Romeo Lorca Aguilar of Kadamay-Rizal, an organization of urban poor residents in Rizal, and Nestor San Jose, transport organizer in Rizal are also included.
Women activists Amelita Sto. Tomas, Gabriela-Cavite and Dina Capetillo, secretary-general of Karapatan (Alliance for the Advancement of Human Rights)-Batangas are also accused of the said crimes. Four more women are also accused.
Of the 27 activists, 11 are from Batangas, six from Cavite, six from Laguna, three from
Rizal and one from Mindoro Oriental. Eight of the respondents are part of the Silang 9 who were allegedly abducted and tortured by elements of the Calabarzon Philippine National Police (PNP) on August 31. They were released two days after the arrest; the PNP failed to file charges against them.
In a press conference held Oct. 4 in Quezon City, seven of the accused belied the charges against them.
Jobert Pahilga, one of the legal counsels of the accused, said the charges were filed August 15 and the preliminary investigation started on Sept. 15. “Those accused were not able to attend the hearings because most of them did not receive any notice,” said Pahilga.
The lawyer suspected that the PNP and the Armed Forces of the Philippines (AFP) intentionally supplied the wrong addresses of the respondents.
Pahilga said when he checked out the charges, pictures of the respondents were among the files submitted by the Military Intelligence Group, particularly the Special Operating Team 401 operating in Region IV.
He said two witnesses submitted their sworn statements. They are Marlo Timbreza, security guard of the Globe cell site and Arvin Leviste, self-proclaimed deep penetration agent (DPA) of the Philippine Air Force.
Bayan Muna’s Cambronero said it was impossible for Timbreza to be able to identify the names of the perpetrators. “We are leaders and members of people’s organizations. Why would we bother to burn down a cell site?” said Cambronero.
Meanwhile, Leviste alleged in his affidavit that the 27 activists held a meeting on Ausgust 2 somewhere in Calaca, Batangas and agreed to carry out the burning of the Globe cell site in Lemery.
Saladero described the charges as ‘very stupid and incredible.’

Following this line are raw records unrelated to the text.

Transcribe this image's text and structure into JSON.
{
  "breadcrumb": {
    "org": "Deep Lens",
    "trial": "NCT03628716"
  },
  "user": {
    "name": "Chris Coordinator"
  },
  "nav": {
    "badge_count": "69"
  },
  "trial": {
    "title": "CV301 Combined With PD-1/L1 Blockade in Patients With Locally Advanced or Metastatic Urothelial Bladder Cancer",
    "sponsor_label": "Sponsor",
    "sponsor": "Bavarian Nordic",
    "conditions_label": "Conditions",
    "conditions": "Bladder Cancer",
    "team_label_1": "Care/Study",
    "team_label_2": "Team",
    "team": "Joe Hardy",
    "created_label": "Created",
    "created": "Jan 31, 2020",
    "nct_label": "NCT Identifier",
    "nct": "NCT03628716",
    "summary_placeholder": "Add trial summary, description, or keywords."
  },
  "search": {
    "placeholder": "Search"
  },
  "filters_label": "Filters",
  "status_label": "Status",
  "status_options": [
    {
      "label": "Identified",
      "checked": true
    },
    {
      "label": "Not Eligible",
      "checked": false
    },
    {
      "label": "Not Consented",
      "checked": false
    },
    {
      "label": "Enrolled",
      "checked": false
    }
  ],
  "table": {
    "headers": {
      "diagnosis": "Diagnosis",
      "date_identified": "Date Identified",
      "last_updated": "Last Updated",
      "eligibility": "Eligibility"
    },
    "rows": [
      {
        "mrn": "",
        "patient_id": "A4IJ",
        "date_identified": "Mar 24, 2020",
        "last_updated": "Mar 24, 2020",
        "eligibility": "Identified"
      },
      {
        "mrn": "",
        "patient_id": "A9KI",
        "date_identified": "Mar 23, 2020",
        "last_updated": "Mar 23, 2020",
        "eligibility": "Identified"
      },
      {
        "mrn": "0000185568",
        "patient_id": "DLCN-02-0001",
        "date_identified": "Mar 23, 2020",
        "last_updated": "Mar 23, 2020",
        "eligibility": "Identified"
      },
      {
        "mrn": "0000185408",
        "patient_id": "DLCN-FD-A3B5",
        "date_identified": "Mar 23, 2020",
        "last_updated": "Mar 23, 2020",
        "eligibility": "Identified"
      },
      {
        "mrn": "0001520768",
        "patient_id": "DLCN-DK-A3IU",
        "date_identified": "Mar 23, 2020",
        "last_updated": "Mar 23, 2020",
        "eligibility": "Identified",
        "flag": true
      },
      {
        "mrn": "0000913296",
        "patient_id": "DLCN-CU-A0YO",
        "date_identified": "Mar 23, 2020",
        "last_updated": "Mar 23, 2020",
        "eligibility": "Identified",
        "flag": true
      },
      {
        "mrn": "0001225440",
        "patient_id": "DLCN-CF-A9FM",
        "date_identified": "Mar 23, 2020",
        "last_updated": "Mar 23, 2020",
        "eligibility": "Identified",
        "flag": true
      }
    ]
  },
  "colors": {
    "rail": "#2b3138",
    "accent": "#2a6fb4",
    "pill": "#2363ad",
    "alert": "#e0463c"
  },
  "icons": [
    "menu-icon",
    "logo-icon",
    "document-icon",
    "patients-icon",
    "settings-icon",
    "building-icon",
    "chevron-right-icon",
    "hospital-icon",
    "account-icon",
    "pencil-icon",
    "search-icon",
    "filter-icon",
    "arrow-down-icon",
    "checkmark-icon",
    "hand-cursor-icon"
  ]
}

He said that during the said incident, he was attending a case conference at the office of the Pro-Labor Legal Assistance Center (PLACE).
Saladero said that one of his co-accused, Aguilar, was then at the hospital. “He could not walk. He has diabetes and his toes were almost amputated.” Another accused, San Jose, was also at the hospital, said Saladero. “He was by the bedside of his dying wife who has cancer.”
Saladero retorted, “Are these the result of military intelligence? It is a contradiction in terms; the military has no intelligence at all.”
“Are they saying that I am a lawyer during the day and a member of the NPA [New People’s Army] at night?” Saladero said.
He said they would file their counter-affidavits on October 30 at the Batangas Prosecutor’s Office.